  10. Culture
  11. What's culture? Why is culture important?
  12. Read & Listen Patience is a virtue
  13. Community
  14. Communication Use the mechanisms the project use Ask questions Over-share Be polite, be upbeat
  15. Collaboration Earn trust through little steps
  16. But it's broken!
  17. You catch more flies with honey
  18. Code, Documentation and Tests
  19. What is Software Archaeology? The fine art of software dumpster diving
  20. Documentation Visualization Testing & Truth Design & Style Performance
  21. Read all the documentation
  22. Run all the documentation
  23. (Re-)Write documentation
  24. Is there a design?
  25. Draw pictures and write down the story
  26. Build a development environment And yes document it.
  27. Run the tests
  28. Fix the broken tests
  29. You fixed the tests?
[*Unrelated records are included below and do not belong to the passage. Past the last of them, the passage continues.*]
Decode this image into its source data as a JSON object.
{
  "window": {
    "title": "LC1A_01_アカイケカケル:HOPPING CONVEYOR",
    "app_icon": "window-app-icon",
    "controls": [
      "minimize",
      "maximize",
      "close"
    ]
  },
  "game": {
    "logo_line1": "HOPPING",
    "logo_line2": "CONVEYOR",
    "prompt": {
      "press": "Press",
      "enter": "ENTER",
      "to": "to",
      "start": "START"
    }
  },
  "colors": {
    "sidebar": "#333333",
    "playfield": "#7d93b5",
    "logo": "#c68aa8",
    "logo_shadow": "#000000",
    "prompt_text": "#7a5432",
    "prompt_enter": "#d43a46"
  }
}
  30. What do the tests cover?
  31. #g ts -oe o et cvr PS AS cvrg:97 o saeet oeae .% f ttmns o k gtu.o/ocoddce 044 ihbcmdtlu/okr .4s
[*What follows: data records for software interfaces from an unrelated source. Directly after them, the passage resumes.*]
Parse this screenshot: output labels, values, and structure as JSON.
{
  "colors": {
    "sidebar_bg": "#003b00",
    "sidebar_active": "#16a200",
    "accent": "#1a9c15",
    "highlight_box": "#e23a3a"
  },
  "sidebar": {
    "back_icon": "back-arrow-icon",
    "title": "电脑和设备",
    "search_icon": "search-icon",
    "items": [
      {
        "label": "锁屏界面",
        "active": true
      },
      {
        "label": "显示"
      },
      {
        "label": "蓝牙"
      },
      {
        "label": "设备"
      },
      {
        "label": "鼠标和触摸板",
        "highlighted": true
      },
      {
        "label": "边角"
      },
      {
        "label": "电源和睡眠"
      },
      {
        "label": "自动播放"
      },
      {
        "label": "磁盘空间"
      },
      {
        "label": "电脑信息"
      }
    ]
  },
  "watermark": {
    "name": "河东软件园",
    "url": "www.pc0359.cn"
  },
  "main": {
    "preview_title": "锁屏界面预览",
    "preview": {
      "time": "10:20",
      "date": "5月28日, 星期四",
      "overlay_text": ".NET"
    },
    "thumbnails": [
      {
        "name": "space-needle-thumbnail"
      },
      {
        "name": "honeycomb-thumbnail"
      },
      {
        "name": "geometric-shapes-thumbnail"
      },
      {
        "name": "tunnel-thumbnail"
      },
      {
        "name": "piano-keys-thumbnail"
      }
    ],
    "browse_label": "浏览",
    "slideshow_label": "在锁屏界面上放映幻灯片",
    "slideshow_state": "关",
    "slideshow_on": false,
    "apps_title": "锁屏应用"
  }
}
  32. Wow do we suck
  33. Write new tests
  34. Tests as documentation
  35. Run Metrics
  36. Metrics reveal Code smells Troubled subsystems All good places to start coding
  37. Style & Linting
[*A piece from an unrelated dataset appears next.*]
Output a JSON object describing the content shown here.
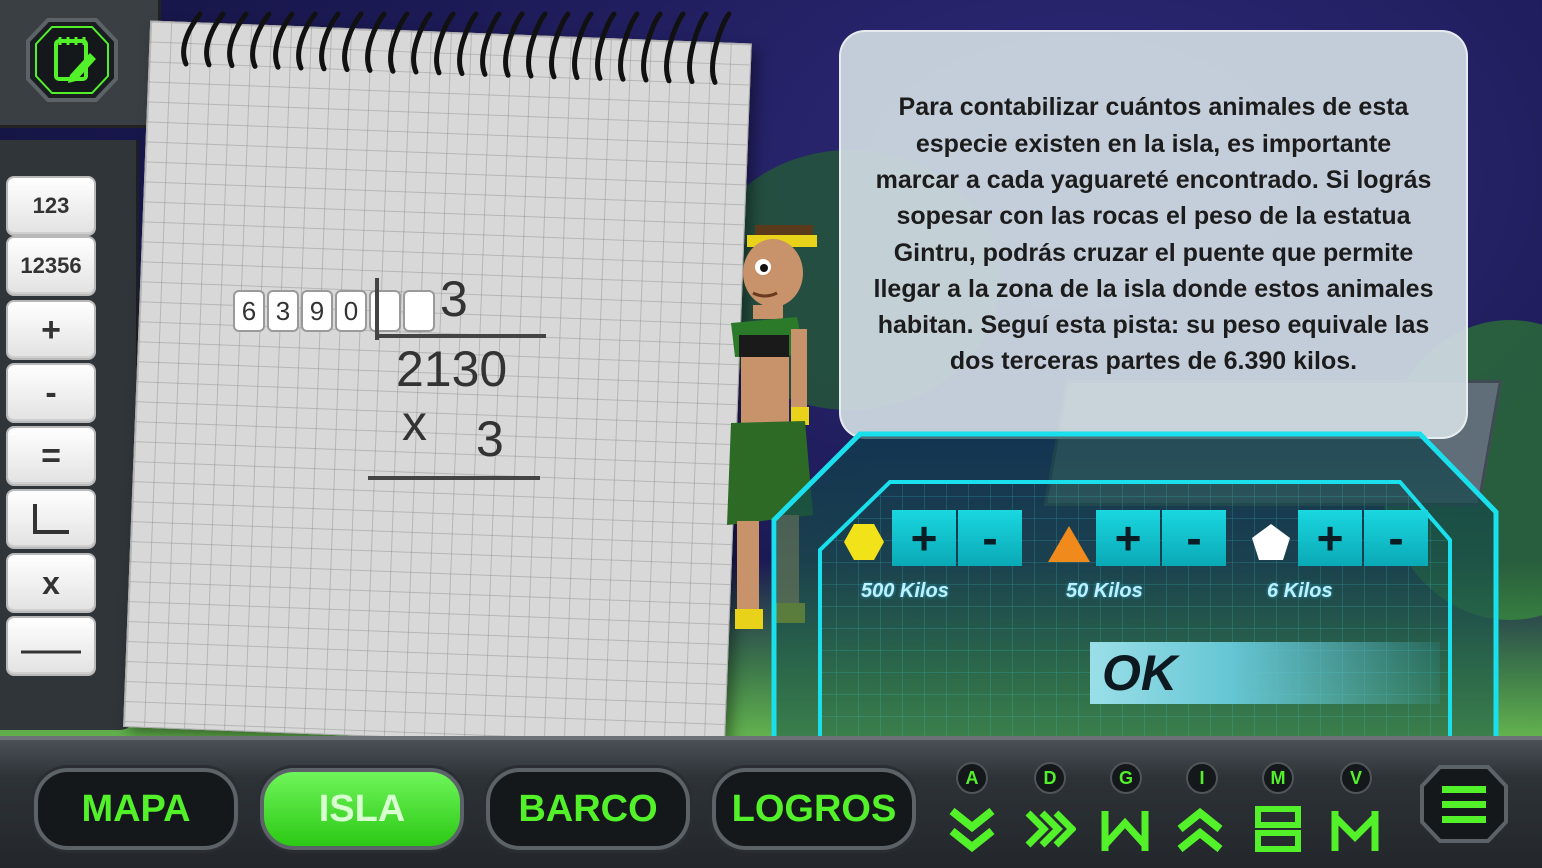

  38. #g to vt. o ol e cmad.o57 agsfrpit vr % o wogt omnsg:6: r o rnf eb d f rn egn/tem_etg:6:agepceOtu frp niesrasts.o18 r xetdupt o egn/tem_etg:2:psil fratn dr niesrasts.o28 osbe omtig ie gahrvraf/usts.o39 agcag.idf rpdie/usaf_etg:8: r hneKn gahrvraf/usts.o49 agcag.idf rpdie/usaf_etg:2: r hneKn gahrvrdvaprdvcstg:5 src fed rpdie/empe/eiee.o3: tut il
  39. Profiling
  40. #g to prfaiaipo o ol po p p.rf Wloet prf Frhl,tp 'ep. ecm o po! o ep ye hl' (po)tp0 prf o1 Ttl 22 smls oa: 55 ape 28 1.% 1.% 9 18 18 35 1.%rniempces 4 37 utm.aacs1 28 1.% 2.% 6 06 24 22 8.%mi.idop 14 41 anFnLos 21 99 3.% 5 .% 24 41 1.%sabok 5 79 cnlc 18 70 3.% 7 .% 94 31 1.%hs_net 5 39 ahisr ...
  41. Performance problems are often tied to code smells
  42. So what have we learnt?
  43. Understand all of culture, community and code
  44. Little things can have big impacts
  45. Leave things better than you found them.
  46. Questions?
  47. references Dig - Copyright University of California Santa Cruz 2009 Culture - Copyright Charles Ebereonwu Community - Copyright Storm Crypt Flies and Honey - Copyright Kent Wang Happy Kids - Copyright Lighttruth A Picture is worth a thousand words - Copyright Jessica Hemrick